* What you have to do
Report each line of the data that has "Configuration" somewhere in it.

* Entries shown

________________________________________

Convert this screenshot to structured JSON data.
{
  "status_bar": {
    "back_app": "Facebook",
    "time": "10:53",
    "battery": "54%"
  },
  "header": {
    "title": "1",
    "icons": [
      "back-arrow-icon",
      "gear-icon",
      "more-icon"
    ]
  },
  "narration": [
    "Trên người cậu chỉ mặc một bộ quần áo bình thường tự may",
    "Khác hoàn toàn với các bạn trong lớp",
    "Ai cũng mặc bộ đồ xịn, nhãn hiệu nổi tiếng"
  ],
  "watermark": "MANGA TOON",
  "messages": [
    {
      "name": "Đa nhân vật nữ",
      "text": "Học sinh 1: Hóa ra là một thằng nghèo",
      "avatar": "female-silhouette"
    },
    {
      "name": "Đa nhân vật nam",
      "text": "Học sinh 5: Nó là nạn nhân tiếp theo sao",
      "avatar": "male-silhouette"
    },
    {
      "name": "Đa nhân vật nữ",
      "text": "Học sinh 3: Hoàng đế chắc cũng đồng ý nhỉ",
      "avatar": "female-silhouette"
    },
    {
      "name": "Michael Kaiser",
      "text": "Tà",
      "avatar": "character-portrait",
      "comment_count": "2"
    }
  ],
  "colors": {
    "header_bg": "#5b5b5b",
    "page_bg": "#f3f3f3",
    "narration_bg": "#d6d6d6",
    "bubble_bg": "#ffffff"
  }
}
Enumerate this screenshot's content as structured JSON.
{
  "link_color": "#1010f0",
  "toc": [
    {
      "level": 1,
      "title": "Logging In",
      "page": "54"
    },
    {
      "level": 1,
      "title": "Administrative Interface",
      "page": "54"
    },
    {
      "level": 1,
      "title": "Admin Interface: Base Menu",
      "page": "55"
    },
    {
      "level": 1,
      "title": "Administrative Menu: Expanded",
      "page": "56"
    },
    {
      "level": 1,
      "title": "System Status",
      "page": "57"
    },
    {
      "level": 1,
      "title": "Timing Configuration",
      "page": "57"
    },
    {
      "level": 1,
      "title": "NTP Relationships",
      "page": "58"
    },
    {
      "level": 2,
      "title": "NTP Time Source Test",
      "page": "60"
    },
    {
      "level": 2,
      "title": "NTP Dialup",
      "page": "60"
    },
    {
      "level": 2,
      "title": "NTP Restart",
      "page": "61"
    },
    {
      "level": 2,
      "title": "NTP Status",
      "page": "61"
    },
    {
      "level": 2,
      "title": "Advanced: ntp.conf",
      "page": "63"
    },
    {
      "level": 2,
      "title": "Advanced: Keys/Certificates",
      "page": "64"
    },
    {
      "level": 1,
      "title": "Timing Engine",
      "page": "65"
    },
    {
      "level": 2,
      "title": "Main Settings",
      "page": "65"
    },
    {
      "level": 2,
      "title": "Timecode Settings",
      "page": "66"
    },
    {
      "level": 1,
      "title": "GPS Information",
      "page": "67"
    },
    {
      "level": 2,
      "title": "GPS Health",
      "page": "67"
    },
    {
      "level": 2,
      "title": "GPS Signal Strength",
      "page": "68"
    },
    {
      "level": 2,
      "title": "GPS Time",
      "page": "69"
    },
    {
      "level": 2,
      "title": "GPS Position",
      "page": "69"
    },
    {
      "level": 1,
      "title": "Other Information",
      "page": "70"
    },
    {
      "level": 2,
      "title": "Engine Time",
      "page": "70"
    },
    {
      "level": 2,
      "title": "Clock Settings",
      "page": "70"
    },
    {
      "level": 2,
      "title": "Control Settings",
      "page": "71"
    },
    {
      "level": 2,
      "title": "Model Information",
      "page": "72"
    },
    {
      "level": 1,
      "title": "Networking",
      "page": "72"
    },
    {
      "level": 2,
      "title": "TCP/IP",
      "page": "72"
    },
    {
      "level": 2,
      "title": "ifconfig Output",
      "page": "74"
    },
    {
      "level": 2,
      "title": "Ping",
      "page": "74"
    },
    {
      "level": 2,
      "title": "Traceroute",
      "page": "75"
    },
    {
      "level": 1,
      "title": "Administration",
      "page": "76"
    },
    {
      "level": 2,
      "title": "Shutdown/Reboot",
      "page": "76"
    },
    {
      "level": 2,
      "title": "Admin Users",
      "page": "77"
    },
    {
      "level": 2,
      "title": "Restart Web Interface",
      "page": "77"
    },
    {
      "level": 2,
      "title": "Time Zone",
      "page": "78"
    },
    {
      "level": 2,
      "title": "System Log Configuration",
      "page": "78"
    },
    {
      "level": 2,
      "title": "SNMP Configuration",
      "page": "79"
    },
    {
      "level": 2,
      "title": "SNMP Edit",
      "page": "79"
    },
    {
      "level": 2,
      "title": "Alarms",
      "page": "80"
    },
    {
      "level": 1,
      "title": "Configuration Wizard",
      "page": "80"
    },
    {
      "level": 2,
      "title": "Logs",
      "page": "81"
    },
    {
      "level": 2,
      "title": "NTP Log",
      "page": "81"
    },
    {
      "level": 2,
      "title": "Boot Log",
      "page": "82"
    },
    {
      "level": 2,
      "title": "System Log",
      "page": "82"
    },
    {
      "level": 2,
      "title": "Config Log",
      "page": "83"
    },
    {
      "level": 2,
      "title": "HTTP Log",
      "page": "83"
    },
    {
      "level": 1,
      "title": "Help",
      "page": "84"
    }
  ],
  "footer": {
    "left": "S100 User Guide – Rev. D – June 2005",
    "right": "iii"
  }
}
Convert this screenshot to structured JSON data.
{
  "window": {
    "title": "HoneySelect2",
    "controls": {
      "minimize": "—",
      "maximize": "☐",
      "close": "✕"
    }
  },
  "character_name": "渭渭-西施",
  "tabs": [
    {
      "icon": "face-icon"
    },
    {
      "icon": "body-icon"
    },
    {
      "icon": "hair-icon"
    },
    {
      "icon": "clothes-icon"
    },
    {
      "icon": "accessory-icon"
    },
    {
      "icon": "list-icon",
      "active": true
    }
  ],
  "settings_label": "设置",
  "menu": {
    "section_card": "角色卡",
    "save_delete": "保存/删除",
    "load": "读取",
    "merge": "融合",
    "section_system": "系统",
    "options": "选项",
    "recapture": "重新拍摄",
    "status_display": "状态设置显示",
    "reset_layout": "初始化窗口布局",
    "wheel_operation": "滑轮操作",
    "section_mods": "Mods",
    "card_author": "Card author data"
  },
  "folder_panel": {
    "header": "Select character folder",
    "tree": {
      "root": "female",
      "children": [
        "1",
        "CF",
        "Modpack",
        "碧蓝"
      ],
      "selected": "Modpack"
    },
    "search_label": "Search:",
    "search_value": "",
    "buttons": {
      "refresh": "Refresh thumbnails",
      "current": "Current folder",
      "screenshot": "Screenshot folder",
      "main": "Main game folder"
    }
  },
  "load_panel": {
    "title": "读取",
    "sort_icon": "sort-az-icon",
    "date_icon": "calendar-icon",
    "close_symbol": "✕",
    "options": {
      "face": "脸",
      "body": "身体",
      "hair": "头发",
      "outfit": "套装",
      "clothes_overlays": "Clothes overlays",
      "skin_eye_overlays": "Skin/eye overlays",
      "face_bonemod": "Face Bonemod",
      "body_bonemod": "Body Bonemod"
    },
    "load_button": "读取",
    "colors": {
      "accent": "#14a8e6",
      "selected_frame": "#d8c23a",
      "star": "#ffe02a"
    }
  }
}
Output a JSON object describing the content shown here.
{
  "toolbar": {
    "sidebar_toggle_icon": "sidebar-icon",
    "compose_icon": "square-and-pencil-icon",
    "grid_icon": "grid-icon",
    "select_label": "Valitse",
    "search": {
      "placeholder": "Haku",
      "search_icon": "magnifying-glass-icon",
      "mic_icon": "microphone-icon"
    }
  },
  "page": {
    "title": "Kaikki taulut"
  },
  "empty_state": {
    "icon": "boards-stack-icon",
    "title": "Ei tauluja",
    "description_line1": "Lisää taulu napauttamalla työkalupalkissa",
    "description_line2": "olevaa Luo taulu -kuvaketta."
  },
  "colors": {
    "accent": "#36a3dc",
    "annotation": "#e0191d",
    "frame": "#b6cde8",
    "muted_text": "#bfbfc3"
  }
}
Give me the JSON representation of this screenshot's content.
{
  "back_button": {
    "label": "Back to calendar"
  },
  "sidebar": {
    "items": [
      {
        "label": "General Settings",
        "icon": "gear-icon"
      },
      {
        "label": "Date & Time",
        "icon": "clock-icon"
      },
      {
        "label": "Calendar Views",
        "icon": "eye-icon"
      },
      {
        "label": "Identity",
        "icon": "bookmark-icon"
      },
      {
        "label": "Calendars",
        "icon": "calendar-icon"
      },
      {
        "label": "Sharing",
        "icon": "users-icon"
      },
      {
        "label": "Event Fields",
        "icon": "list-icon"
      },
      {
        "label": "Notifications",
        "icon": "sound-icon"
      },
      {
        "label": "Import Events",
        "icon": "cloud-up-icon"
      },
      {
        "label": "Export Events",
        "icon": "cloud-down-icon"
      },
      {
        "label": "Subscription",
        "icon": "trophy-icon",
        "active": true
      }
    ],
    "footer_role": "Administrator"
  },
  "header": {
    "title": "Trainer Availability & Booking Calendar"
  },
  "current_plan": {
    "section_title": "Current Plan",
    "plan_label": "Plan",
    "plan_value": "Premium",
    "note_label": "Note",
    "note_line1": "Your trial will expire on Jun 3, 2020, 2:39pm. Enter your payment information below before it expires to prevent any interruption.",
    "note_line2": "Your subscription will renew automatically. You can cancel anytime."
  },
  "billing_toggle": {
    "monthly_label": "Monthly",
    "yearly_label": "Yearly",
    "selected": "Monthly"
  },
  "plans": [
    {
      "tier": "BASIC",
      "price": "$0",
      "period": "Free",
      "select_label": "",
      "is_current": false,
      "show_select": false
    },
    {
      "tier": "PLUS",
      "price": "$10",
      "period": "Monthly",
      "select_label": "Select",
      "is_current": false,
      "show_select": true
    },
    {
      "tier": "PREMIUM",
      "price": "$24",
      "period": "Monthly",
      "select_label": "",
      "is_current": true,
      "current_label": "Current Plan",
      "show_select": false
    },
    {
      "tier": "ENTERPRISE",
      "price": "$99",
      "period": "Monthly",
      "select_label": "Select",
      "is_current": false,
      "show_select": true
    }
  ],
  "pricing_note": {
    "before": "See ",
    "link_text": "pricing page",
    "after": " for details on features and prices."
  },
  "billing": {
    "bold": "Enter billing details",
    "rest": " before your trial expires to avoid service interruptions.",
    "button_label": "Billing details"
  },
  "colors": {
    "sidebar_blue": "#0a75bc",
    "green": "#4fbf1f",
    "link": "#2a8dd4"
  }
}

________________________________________

* Exercise answer
      "title": "Timing Configuration",
      "title": "System Log Configuration",
      "title": "SNMP Configuration",
      "title": "Configuration Wizard",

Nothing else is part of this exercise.